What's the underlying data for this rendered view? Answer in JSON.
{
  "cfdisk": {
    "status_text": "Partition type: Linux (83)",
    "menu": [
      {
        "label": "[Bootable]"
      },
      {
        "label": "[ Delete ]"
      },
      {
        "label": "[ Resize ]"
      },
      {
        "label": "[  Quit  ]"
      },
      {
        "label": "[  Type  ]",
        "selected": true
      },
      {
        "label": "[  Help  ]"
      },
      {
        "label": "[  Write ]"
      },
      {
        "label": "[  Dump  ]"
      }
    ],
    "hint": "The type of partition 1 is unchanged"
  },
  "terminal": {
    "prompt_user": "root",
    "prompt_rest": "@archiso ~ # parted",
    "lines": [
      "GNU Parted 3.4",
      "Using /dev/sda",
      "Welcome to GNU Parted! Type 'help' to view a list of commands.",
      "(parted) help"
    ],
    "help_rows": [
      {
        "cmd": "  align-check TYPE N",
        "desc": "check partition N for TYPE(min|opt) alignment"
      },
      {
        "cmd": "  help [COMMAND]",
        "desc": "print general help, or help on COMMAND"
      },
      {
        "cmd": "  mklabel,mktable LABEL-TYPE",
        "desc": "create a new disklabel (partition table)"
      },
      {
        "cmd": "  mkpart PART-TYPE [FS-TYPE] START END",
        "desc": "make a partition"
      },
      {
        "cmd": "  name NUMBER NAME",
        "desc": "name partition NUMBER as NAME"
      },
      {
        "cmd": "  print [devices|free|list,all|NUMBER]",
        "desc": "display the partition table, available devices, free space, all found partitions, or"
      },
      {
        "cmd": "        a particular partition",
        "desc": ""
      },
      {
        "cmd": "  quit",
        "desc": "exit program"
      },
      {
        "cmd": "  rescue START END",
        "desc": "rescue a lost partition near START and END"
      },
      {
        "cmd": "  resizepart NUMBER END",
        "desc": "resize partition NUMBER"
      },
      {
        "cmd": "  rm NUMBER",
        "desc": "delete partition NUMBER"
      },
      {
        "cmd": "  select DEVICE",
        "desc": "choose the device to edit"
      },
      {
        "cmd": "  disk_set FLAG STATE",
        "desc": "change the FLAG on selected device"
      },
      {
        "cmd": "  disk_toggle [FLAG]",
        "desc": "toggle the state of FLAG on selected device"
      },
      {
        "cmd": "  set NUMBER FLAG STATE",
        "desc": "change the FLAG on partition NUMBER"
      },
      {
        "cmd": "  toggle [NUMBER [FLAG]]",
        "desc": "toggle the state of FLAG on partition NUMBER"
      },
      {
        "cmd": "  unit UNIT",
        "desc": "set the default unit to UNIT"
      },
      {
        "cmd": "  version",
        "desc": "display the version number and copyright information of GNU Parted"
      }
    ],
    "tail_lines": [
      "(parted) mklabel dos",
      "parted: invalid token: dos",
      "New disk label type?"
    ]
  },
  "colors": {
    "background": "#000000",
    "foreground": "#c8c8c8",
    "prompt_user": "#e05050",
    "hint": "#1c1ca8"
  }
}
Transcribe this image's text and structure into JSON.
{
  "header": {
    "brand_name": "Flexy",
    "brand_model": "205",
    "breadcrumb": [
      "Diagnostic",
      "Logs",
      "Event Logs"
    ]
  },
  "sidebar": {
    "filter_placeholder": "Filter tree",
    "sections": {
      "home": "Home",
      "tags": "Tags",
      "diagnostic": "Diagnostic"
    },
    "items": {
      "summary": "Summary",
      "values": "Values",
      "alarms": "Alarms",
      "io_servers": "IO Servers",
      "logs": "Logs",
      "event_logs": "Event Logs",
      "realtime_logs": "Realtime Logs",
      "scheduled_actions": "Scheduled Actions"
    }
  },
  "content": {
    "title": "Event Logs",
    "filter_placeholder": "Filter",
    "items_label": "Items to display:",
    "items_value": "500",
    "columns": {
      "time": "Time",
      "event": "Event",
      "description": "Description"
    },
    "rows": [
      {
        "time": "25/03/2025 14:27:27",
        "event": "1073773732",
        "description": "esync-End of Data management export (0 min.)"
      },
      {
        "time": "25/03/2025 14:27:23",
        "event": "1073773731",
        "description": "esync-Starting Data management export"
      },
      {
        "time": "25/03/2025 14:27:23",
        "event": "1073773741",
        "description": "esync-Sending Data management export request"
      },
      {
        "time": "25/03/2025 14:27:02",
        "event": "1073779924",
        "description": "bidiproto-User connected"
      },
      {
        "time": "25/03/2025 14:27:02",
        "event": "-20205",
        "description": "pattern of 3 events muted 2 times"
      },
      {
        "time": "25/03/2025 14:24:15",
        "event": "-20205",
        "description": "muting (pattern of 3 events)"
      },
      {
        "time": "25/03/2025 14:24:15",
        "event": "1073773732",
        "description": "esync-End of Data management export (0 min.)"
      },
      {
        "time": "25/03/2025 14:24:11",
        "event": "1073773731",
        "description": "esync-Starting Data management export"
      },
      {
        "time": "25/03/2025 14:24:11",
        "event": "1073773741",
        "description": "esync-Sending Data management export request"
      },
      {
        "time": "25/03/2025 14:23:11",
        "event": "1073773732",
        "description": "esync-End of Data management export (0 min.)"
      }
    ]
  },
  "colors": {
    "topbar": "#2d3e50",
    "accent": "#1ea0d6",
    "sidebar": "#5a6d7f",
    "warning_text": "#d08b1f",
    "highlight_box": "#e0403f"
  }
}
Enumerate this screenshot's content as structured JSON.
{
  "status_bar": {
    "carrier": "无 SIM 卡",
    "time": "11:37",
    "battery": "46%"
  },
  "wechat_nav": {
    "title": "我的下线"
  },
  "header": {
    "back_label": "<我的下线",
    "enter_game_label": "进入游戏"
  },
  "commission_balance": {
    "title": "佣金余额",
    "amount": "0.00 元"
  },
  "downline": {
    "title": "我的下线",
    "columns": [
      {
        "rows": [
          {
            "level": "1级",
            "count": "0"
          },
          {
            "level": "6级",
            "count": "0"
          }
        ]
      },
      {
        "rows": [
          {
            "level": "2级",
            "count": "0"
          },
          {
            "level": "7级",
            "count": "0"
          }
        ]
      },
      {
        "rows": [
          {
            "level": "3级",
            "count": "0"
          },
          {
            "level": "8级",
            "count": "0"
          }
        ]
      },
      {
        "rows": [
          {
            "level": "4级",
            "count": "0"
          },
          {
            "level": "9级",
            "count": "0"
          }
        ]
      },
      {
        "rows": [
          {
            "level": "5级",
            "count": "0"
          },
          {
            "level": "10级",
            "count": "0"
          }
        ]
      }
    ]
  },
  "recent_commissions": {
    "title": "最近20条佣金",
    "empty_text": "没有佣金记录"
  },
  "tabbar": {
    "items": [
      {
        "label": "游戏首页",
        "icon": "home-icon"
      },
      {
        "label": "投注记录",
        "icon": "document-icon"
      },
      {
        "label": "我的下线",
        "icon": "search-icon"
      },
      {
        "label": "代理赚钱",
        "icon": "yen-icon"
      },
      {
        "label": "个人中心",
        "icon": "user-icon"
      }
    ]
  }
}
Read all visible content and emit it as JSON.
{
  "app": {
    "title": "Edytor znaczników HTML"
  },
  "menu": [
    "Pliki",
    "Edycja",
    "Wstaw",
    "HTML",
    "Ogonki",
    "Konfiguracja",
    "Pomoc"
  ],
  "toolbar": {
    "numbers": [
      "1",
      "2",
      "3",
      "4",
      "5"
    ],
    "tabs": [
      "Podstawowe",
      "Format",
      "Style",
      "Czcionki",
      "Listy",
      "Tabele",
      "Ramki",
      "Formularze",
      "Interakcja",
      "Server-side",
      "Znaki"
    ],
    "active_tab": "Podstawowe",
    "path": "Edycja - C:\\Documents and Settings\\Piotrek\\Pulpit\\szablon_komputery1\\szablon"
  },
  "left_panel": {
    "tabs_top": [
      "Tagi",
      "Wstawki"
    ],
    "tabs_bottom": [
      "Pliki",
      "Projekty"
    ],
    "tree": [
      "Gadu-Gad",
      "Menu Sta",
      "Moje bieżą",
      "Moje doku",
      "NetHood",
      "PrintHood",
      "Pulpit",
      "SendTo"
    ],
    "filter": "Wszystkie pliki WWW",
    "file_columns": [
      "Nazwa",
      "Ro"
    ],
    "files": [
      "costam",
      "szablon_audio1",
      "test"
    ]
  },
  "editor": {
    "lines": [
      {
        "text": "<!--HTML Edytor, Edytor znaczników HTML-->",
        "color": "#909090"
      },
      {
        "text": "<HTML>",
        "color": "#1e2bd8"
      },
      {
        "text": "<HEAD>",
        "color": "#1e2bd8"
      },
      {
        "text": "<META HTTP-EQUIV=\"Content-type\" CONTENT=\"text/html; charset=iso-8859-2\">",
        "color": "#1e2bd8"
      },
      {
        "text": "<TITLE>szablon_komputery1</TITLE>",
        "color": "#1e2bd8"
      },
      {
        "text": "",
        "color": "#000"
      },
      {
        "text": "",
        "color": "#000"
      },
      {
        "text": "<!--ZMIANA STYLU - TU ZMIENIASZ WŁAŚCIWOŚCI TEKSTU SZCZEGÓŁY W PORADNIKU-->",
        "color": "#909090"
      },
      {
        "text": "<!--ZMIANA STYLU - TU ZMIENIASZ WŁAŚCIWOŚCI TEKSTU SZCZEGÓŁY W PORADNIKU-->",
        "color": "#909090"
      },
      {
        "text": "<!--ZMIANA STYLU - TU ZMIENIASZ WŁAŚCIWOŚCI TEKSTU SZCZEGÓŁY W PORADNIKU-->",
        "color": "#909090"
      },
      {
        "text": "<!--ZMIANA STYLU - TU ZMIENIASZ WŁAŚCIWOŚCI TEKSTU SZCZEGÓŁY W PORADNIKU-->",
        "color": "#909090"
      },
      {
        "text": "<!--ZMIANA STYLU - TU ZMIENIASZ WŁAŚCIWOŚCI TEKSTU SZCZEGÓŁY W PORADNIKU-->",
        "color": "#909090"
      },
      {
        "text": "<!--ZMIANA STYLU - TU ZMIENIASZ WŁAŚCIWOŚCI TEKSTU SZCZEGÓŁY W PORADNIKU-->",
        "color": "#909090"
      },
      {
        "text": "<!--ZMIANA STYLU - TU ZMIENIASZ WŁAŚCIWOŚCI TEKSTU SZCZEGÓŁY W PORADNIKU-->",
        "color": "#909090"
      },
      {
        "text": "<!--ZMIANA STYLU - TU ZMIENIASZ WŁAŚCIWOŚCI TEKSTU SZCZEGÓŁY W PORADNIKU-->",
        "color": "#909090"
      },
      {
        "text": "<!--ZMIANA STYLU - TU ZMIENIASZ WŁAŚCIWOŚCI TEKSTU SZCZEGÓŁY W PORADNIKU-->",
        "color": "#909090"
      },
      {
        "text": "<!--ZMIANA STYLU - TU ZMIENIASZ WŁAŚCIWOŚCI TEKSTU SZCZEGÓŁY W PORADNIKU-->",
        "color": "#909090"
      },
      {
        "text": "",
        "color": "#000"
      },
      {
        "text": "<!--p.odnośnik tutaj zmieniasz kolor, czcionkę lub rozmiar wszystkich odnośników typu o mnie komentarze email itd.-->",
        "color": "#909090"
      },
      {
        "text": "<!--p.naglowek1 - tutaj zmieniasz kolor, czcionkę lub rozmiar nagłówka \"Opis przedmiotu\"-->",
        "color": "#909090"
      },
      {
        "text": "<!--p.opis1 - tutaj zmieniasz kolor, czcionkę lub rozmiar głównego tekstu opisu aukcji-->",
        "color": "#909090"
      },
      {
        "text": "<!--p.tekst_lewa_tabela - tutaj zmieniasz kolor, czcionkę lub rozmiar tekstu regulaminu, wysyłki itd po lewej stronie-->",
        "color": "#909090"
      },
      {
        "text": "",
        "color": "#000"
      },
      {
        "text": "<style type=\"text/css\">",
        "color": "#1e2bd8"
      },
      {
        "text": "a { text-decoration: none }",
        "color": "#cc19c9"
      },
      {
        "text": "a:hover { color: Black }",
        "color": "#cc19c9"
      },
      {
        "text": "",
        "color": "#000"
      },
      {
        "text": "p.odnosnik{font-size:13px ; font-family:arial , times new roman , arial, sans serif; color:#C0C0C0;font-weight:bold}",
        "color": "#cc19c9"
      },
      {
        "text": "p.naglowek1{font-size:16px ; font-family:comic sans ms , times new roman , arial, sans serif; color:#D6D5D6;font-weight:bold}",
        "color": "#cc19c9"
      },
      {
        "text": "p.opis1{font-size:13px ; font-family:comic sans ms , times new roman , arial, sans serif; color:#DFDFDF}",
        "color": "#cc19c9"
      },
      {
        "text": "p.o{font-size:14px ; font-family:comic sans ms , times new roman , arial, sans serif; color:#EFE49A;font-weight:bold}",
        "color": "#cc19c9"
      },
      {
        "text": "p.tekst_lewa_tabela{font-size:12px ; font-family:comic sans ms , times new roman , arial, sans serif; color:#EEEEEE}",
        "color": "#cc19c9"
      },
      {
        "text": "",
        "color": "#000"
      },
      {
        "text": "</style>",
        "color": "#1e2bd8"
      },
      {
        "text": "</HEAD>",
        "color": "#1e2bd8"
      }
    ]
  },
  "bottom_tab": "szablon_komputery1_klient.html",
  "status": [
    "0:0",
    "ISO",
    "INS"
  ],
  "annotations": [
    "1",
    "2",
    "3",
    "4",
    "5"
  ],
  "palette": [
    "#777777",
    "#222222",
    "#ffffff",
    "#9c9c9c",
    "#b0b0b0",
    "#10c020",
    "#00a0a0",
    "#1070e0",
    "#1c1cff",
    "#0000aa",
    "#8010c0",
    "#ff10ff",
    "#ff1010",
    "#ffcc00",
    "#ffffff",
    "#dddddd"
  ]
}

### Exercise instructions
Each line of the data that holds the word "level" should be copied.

### Response area
            "level": "1级",
            "level": "6级",
            "level": "2级",
            "level": "7级",
            "level": "3级",
            "level": "8级",
            "level": "4级",
            "level": "9级",
            "level": "5级",
            "level": "10级",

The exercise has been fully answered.